According to Robert L. Ferris, MD, PhD, there is a steady pace of drug development for head and neck cancers despite modest findings with durvalumab triplet.
We continue to observe the steady pace of drug development, which employs rational combinations based on preclinical science and biology paired with promising small developmental trials. Fortunately, innovative agents are still able to emerge, allowing for progress through further clinical evaluation even when early trial results are equivocal. From the European Society for Medical Oncology (ESMO) Immuno-Oncology (IO) Congress 2021, 1 particular trial deserves mention as an exemplar. In head and neck squamous cell carcinoma (HNSCC) there has been a drought of recent positive trial data. Although further IO combinations with doublet immune checkpoint inhibitor combinations continue to be tested, a different strategy targeting natural killer (NK) cells has shown promise.
Findings from the phase 1/2 clinical trial IPH2201-203 (NCT02643550) showed a confi rmed objective response rate (ORR) of 32.5% for all patients, regardless of PD-L1 status, and the unconfi rmed ORR was 50% [page 31]. This result compares favorably with the CheckMate 651 trial (NCT02741570) or pembrolizumab (Keytruda) plus chemotherapy in the KEYNOTE-048 trial (NCT02358031). The combined positive score of PD-L1 greater than 1 was 63% vs 80% in other trials, so this was not necessarily a cohort that was highly immune responsive. A combination of cetuximab (Erbitux) and monalizumab that blocks an inhibitory receptor in NKG2A on NK cells had previously shown activity in recurrent or metastatic HNSCC and in a separate cohort of patients who were PD-1 refractory. Given these exciting early data, the cetuximab and monalizumab combination appears to be enhanced with the addition of durvalumab (Imfi nzi). Indeed, durvalumab is not approved for HNSCC despite indications of its activity in first- and second-line trials that were negative overall. Durvalumab had “failed” in prior HNSCC phase 3 trials, though a glimmer of activity was observed. This example of developing new immunobiology translating to the clinic is innovative because it does not simply rely on a new T-cell targeted immunotherapy but rather on harnessed NK cells, long felt to be key antitumor immune effectors and helper cell.

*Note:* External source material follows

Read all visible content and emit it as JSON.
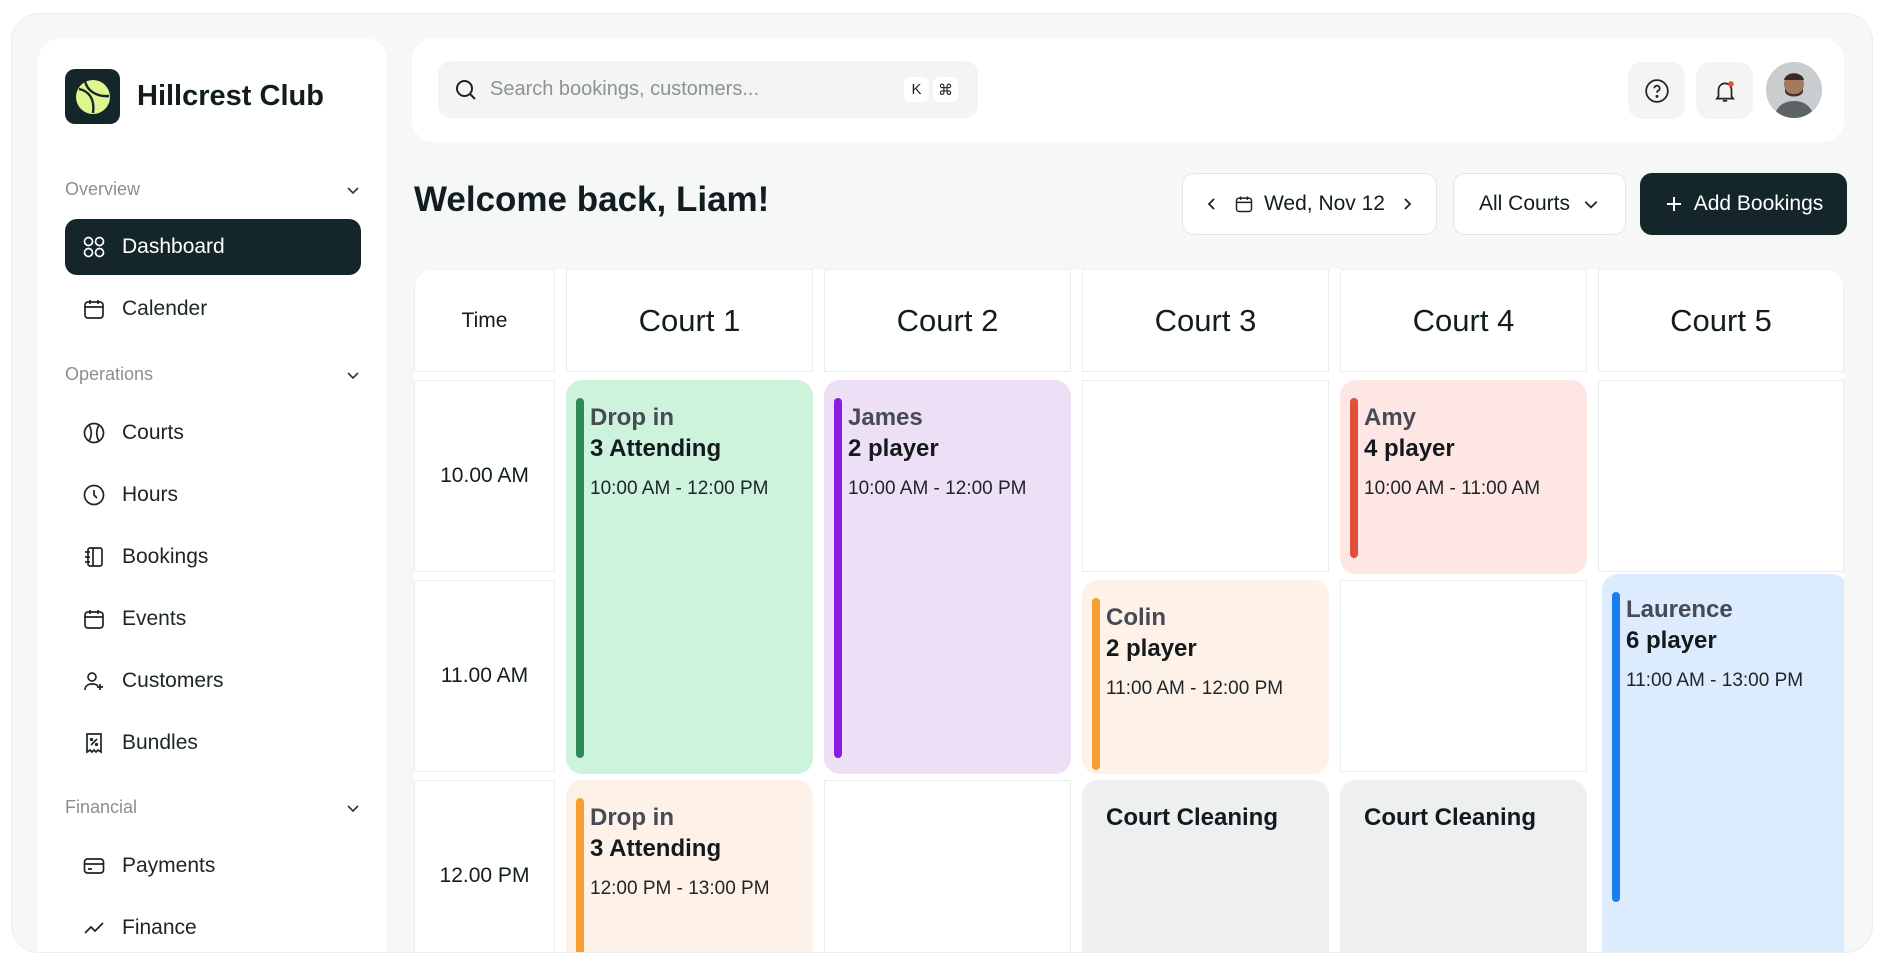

Buttressed by the promising data from those trials of development of activity in HNSCC, AstraZeneca saw enough activity to remain enthusiastic about prospects for durvalumab, used here as a triplet IO regimen. This is a model for the fi eld to progress multiple antibody combinations and possibly re-introduce specifi c agents which had not succeeded alone in other trials but may leverage other target assets using rational biological combinations.